If you’ve invested enough money into wiring your house with smart gadgets like a Nest thermostat, Wi-Fi lighting, automatic blinds, and even connected appliances, you’re probably already using your phone to control some or all of them. Install all of the applicable apps on a tablet, stick ’em in a home screen folder, mount the tablet on a wall with a charger, and you have a dedicated hub for controlling everything in the house. Oh, and you might want to put a PIN number on that thing, too—especially if it’s within kid reach.
Your tablet has a Wi-Fi chip, one or two cameras, and a microphone. That means that if you can find an appropriate place to stick it with constant power, it’s already well equipped to be a remote control camera… which can be a handy way to create one if you’d like to save some dough on the genuine article. There are multiple iOS and Android apps specifically designed to turn an otherwise unused device into either a standard Wi-Fi camera with recording capabilities, or a baby monitor that can alert another mobile device with noise or movement notifications. It’s a great way to re-purpose your existing devices.
This one’s pretty much just for the iPads, because Android tablets aren’t standardized enough to be slipped into semi-custom cases that look like someone took a shrink ray to that ancient arcade machine from your childhood. But the results are undeniably cool: these little stand-up cases include old-fashioned button and joystick controls (connected directly or wirelessly) and uses an iPad’s screen as a replacement for an arcade CRT. There are a surprising number of old and new games on the App Store that are compatible with these gadgets, and the most widely-sold seems to be the branded iCade. Of course you could do the same thing with a regular stand and a Bluetooth controller, but where’s the fun in that?
If you’re a gearhead who’s seriously into the tech inside your car’s dashboard, and you’re comfortable voiding a huge part of your manufacturer’s warranty, you could try replacing the head unit of your car stereo with a tablet. This is a surprisingly popular car mod, especially for smaller tablets like the Nexus 7. Check out dozens of guides and breakdowns on YouTube if you’re interested…and remember that in most places it’s illegal to watch a video while you’re driving. These kinds of mods are best for music management and performance statistics, and even then, used carefully while the car is in motion.
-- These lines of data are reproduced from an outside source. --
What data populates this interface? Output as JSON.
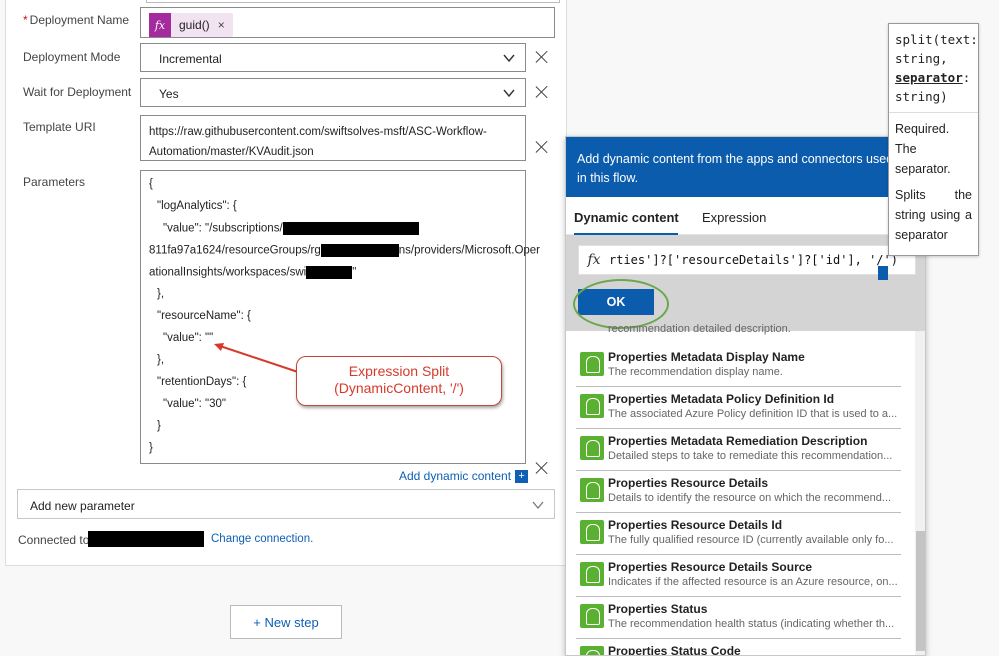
{
  "form": {
    "deployment_name": {
      "label": "Deployment Name",
      "required_mark": "*",
      "token": "guid()",
      "token_remove": "×",
      "fx_label": "fx"
    },
    "deployment_mode": {
      "label": "Deployment Mode",
      "value": "Incremental"
    },
    "wait_for_deployment": {
      "label": "Wait for Deployment",
      "value": "Yes"
    },
    "template_uri": {
      "label": "Template URI",
      "line1": "https://raw.githubusercontent.com/swiftsolves-msft/ASC-Workflow-",
      "line2": "Automation/master/KVAudit.json"
    },
    "parameters": {
      "label": "Parameters",
      "lines": [
        "{",
        "\"logAnalytics\": {",
        "\"value\": \"/subscriptions/",
        "811fa97a1624/resourceGroups/rg",
        "ns/providers/Microsoft.Oper",
        "ationalInsights/workspaces/swi",
        "\"",
        "},",
        "\"resourceName\": {",
        "\"value\": \"\"",
        "},",
        "\"retentionDays\": {",
        "\"value\": \"30\"",
        "}",
        "}"
      ]
    },
    "add_dynamic_content": "Add dynamic content",
    "add_dynamic_plus": "+",
    "add_new_parameter": "Add new parameter",
    "connected_to": "Connected to",
    "change_connection": "Change connection."
  },
  "callout": {
    "line1": "Expression Split",
    "line2": "(DynamicContent, '/')"
  },
  "new_step": "+ New step",
  "dynamic_panel": {
    "header": "Add dynamic content from the apps and connectors used in this flow.",
    "tabs": [
      "Dynamic content",
      "Expression"
    ],
    "expression_text": "rties']?['resourceDetails']?['id'], '/')",
    "expression_fx": "fx",
    "ok_label": "OK",
    "partial_row": "recommendation detailed description.",
    "items": [
      {
        "title": "Properties Metadata Display Name",
        "desc": "The recommendation display name."
      },
      {
        "title": "Properties Metadata Policy Definition Id",
        "desc": "The associated Azure Policy definition ID that is used to a..."
      },
      {
        "title": "Properties Metadata Remediation Description",
        "desc": "Detailed steps to take to remediate this recommendation..."
      },
      {
        "title": "Properties Resource Details",
        "desc": "Details to identify the resource on which the recommend..."
      },
      {
        "title": "Properties Resource Details Id",
        "desc": "The fully qualified resource ID (currently available only fo..."
      },
      {
        "title": "Properties Resource Details Source",
        "desc": "Indicates if the affected resource is an Azure resource, on..."
      },
      {
        "title": "Properties Status",
        "desc": "The recommendation health status (indicating whether th..."
      },
      {
        "title": "Properties Status Code",
        "desc": ""
      }
    ]
  },
  "tooltip": {
    "sig_prefix": "split(text: string,",
    "sig_param": "separator",
    "sig_suffix": ": string)",
    "required": "Required. The separator.",
    "desc": "Splits the string using a separator"
  },
  "colors": {
    "accent": "#0b5cad",
    "fx_purple": "#a42a9e",
    "callout_red": "#d53a2c",
    "highlight_green": "#6aa84f",
    "item_icon_green": "#5ab031"
  }
}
If you’ve been drooling over a voice controlled gadget like the Amazon Echo or Google Home, it might have crossed your mind that your cell phone can already do pretty much the same thing. Ditto for your tablet—heck, Amazon is even putting screens in these things now. Google and Apple’s tablets can both be activated hands free with “OK Google” and “Hey Siri” commands, and they tie into most of the same services. That being said, a dedicated tablet won’t have the rather nice 360-degree speakers or advanced microphones in the genuine article, but for the low price of free-because-you-already-have-it, it’s not bad.
For a lot of these applications, you might be wondering how to use your tablet untethered and keep the battery going for more than a day or two. Consider that a lot of these suggestions are periodical rather than constant—it’s not as if you need to use a remote for hours at a time. For instances where a dedicated dock or charger is impractical, remember to use your tablet’s airplane mode if you’re not actively connecting to the Internet. Combining low standby power use, no wireless drain, and a battery two to four times the one in your cell phone, most tablets will last for a week or more off the charger.